Subsidence is exactly what its name suggests; it’s when the ground beneath your property starts to sink and drags your home down with it.
The opposite of subsidence is ground heave, which is when the ground underneath your home starts rising.
Neither is desirable as both can cause structural damage to your home, but they are very different and need different courses of action to rectify them.
The causes of subsidence
There are basically three main reasons why homes may suffer from subsidence and it’s useful to be aware of them when looking at properties.
The first is that the property has been built on foundations which are too shallow. This is especially likely with older houses and can also happen if a property is extended upwards without regard to how it will impact the original foundations.
The second is the level of moisture in the area. If the soil below your home gets too dry, it can start shrinking and cracking.
This is particularly likely in clay soil, but, in principle, is possible in any kind of soil. Rather ironically, excess moisture can also cause problems.
At a minimum, it can cause the soil to compact, essentially the same as shrinking it. It can also lead to floods, if only on a small scale, which can sweep away the soil underneath your property.
This issue can often be alleviated by good planning and maintenance (e.g. be careful of planting trees near your home) but should still be noted.
The third is mining. Subsidence is a very common problem in mining areas, although the fact that this is well-known does help to put people on alert for it.
If at all possible, you want to know about subsidence issues before you buy a property
Subsidence, or the clear potential for subsidence, doesn’t need to be a complete deal-breaker for a property purchase but it does need to be factored in to any offer made.
This is one of the many reasons why it’s worth spending the money on a proper survey rather than just a basic valuation.
Minor subsidence may not be an issue but major subsidence generally needs urgent treatment
It’s perfectly normal for buildings to “settle” a bit after they are built, so you may even see brand new properties with hairline cracks in the walls. If they’re smaller than about 0.5mm then they’re unlikely to be an issue.
If, however, you see signs of major subsidence, then you need to look at urgent remedial action.
Signs of major subsidence include:
- Wide cracks, especially if they are zigzagging and visible both internally and externally
- Sloping floors
- Windows or doors not fitting in their frames properly
- Skirting boards coming away from the wall
- Puddles/pools of water with no obvious reason for their existence

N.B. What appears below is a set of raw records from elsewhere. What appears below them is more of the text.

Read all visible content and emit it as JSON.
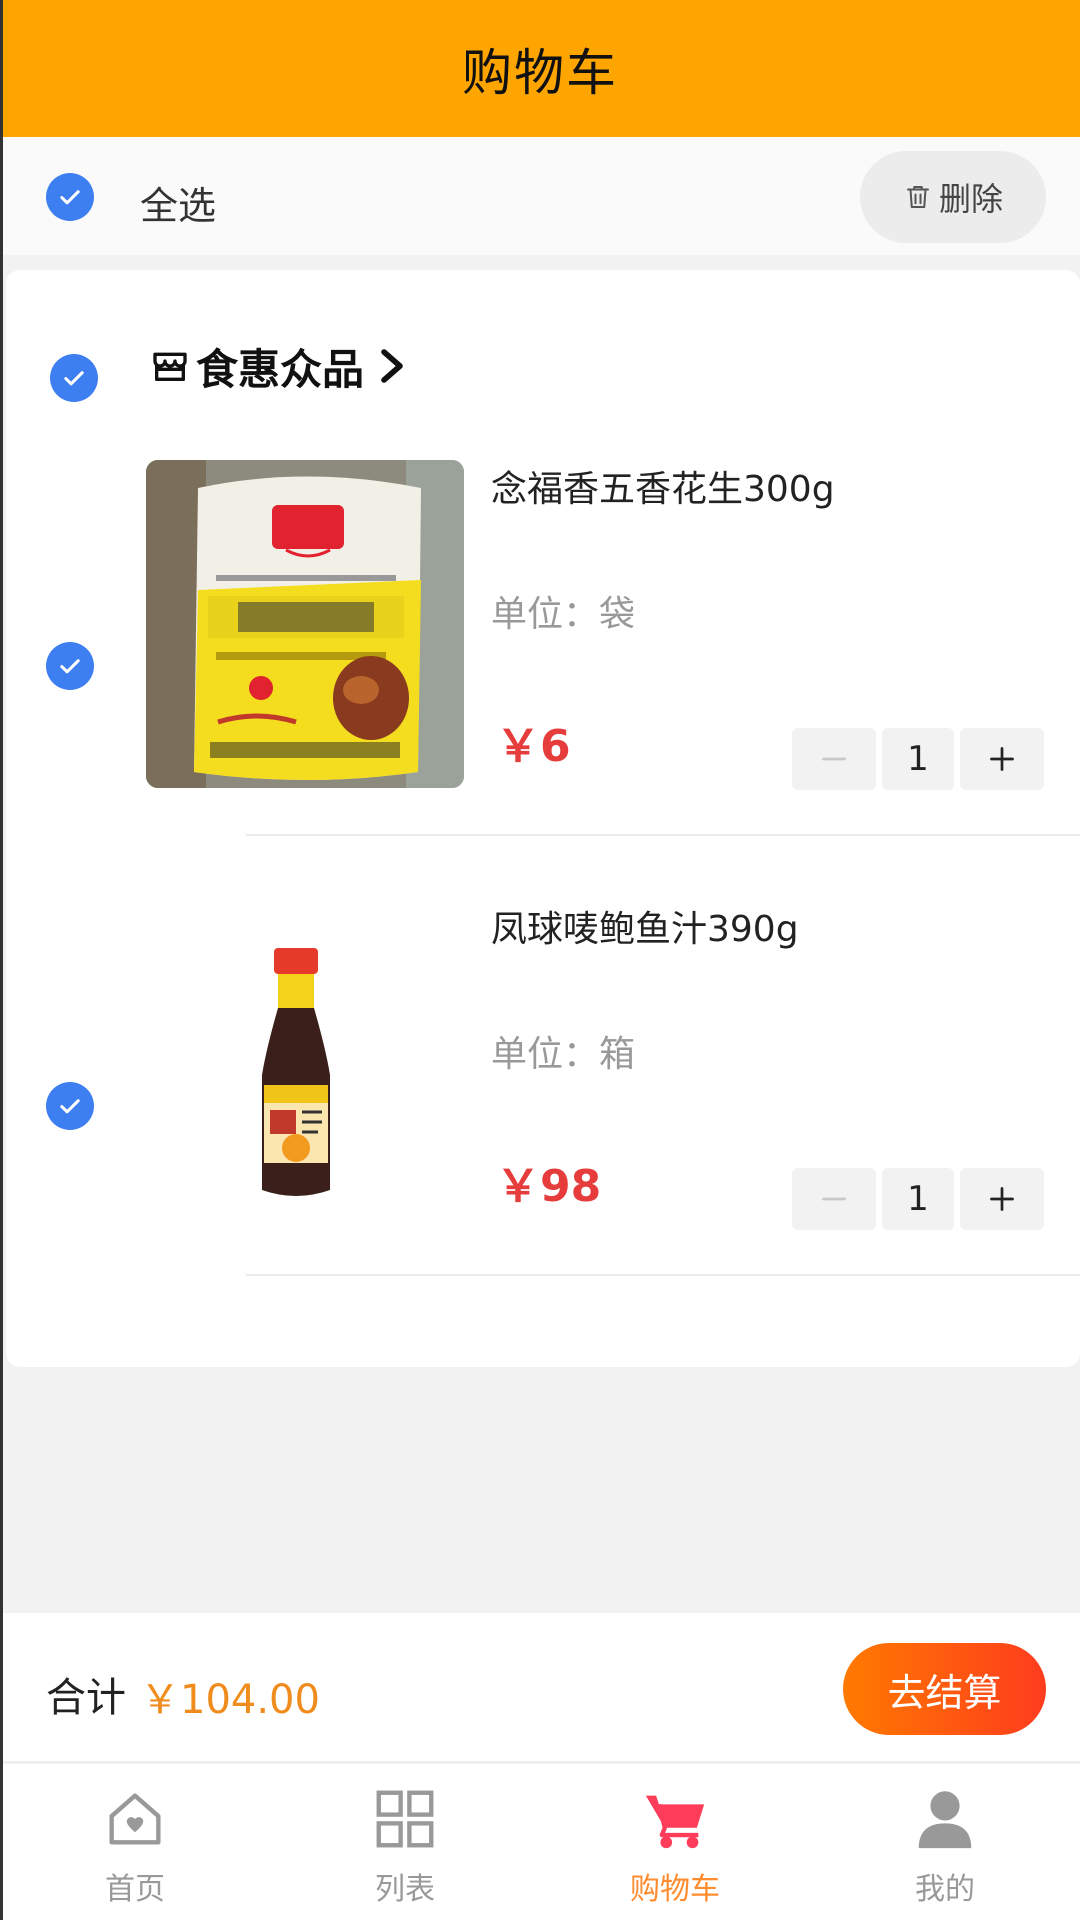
{
  "header": {
    "title": "购物车"
  },
  "toolbar": {
    "select_all_label": "全选",
    "delete_label": "删除"
  },
  "store": {
    "name": "食惠众品"
  },
  "items": [
    {
      "name": "念福香五香花生300g",
      "unit": "单位：袋",
      "price": "￥6",
      "quantity": "1"
    },
    {
      "name": "凤球唛鲍鱼汁390g",
      "unit": "单位：箱",
      "price": "￥98",
      "quantity": "1"
    }
  ],
  "footer": {
    "total_label": "合计",
    "total_value": "￥104.00",
    "checkout_label": "去结算"
  },
  "tabs": [
    {
      "label": "首页",
      "icon": "home-icon"
    },
    {
      "label": "列表",
      "icon": "grid-icon"
    },
    {
      "label": "购物车",
      "icon": "cart-icon",
      "active": true
    },
    {
      "label": "我的",
      "icon": "user-icon"
    }
  ],
  "colors": {
    "header": "#ffa500",
    "check": "#3d7ef0",
    "price": "#e63c3c",
    "total": "#f08c1e",
    "active_tab": "#ff3c5a"
  }
}
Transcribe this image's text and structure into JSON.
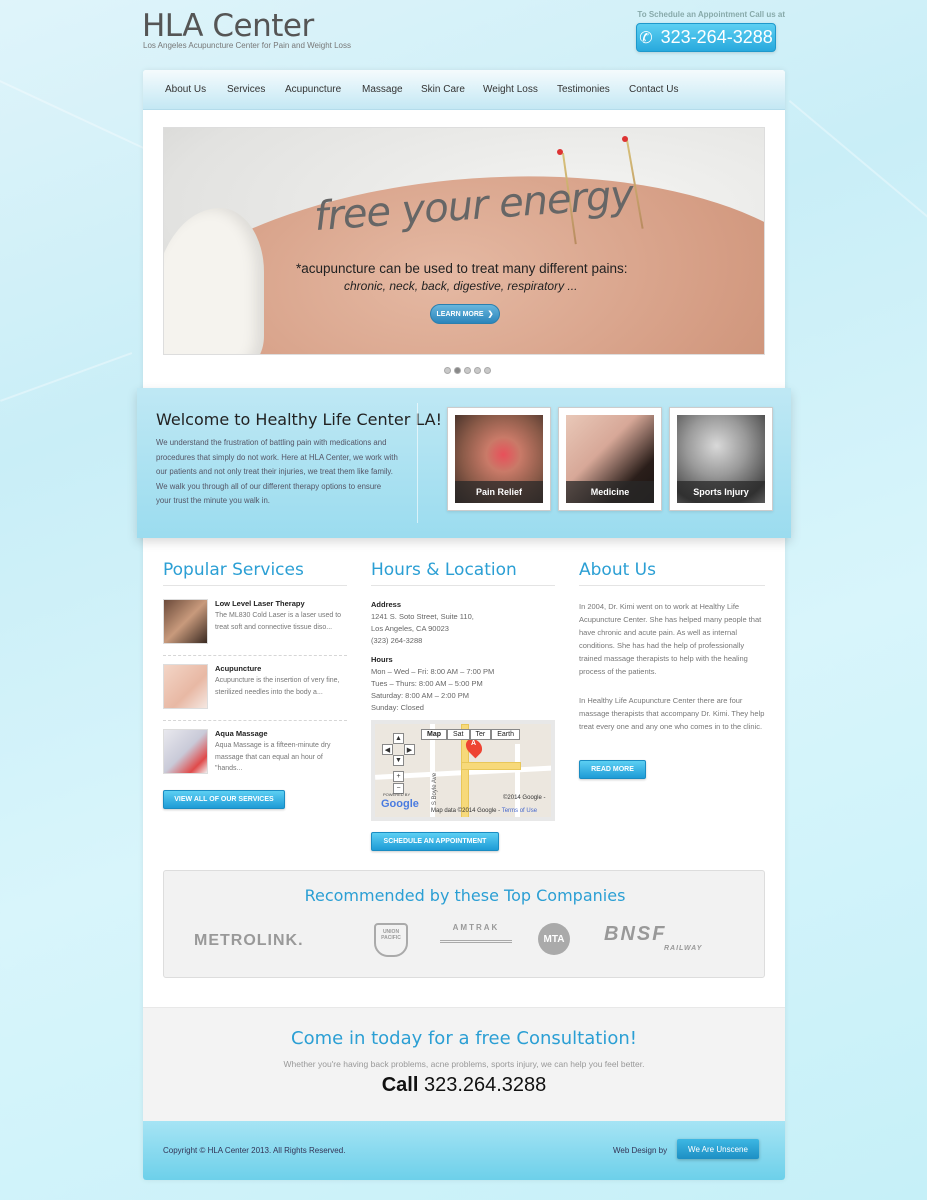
{
  "header": {
    "logo_title": "HLA Center",
    "logo_tagline": "Los Angeles Acupuncture Center for Pain and Weight Loss",
    "appointment_text": "To Schedule an Appointment Call us at",
    "phone": "323-264-3288"
  },
  "nav": {
    "items": [
      "About Us",
      "Services",
      "Acupuncture",
      "Massage",
      "Skin Care",
      "Weight Loss",
      "Testimonies",
      "Contact Us"
    ]
  },
  "slider": {
    "headline": "free your energy",
    "line1": "*acupuncture can be used to treat many different pains:",
    "line2": "chronic, neck, back, digestive, respiratory ...",
    "button": "LEARN MORE",
    "dots_total": 5,
    "active_dot": 2
  },
  "welcome": {
    "title": "Welcome to Healthy Life Center LA!",
    "text": "We understand the frustration of battling pain with medications and procedures that simply do not work. Here at HLA Center, we work with our patients and not only treat their injuries, we treat them like family. We walk you through all of our different therapy options to ensure your trust the minute you walk in.",
    "thumbs": [
      "Pain Relief",
      "Medicine",
      "Sports Injury"
    ]
  },
  "popular_services": {
    "title": "Popular Services",
    "items": [
      {
        "title": "Low Level Laser Therapy",
        "desc": "The ML830 Cold Laser is a laser used to treat soft and connective tissue diso..."
      },
      {
        "title": "Acupuncture",
        "desc": "Acupuncture is the insertion of very fine, sterilized needles into the body a..."
      },
      {
        "title": "Aqua Massage",
        "desc": "Aqua Massage is a fifteen-minute dry massage that can equal an hour of \"hands..."
      }
    ],
    "button": "VIEW ALL OF OUR SERVICES"
  },
  "hours_location": {
    "title": "Hours & Location",
    "address_label": "Address",
    "address_lines": [
      "1241 S. Soto Street, Suite 110,",
      "Los Angeles, CA 90023",
      "(323) 264-3288"
    ],
    "hours_label": "Hours",
    "hours_lines": [
      "Mon – Wed – Fri: 8:00 AM – 7:00 PM",
      "Tues – Thurs: 8:00 AM – 5:00 PM",
      "Saturday: 8:00 AM – 2:00 PM",
      "Sunday: Closed"
    ],
    "map": {
      "tabs": [
        "Map",
        "Sat",
        "Ter",
        "Earth"
      ],
      "street_label": "S Boyle Ave",
      "pin_label": "A",
      "powered_by": "POWERED BY",
      "brand": "Google",
      "copy": "©2014 Google -",
      "credit": "Map data ©2014 Google -",
      "terms": "Terms of Use"
    },
    "button": "SCHEDULE AN APPOINTMENT"
  },
  "about": {
    "title": "About Us",
    "para1": "In 2004, Dr. Kimi went on to work at Healthy Life Acupuncture Center. She has helped many people that have chronic and acute pain. As well as internal conditions. She has had the help of professionally trained massage therapists to help with the healing process of the patients.",
    "para2": "In Healthy Life Acupuncture Center there are four massage therapists that accompany Dr. Kimi. They help treat every one and any one who comes in to the clinic.",
    "button": "READ MORE"
  },
  "recommended": {
    "title": "Recommended by these Top Companies",
    "logos": [
      "METROLINK.",
      "UNION PACIFIC",
      "AMTRAK",
      "MTA",
      "BNSF",
      "RAILWAY"
    ]
  },
  "consultation": {
    "title": "Come in today for a free Consultation!",
    "subtitle": "Whether you're having back problems, acne problems, sports injury, we can help you feel better.",
    "call_label": "Call",
    "call_number": "323.264.3288"
  },
  "footer": {
    "copyright": "Copyright © HLA Center 2013. All Rights Reserved.",
    "webdesign_label": "Web Design by",
    "webdesign_brand": "We Are Unscene"
  },
  "colors": {
    "accent": "#2b9fd4",
    "button": "#28a9dd",
    "band": "#9bdcef"
  }
}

The traditional treatment for subsidence was underpinning the foundations of the building. This has largely been replaced by resin polymer injections. When injected, the resin polymer expands, fills any gaps and supports the property.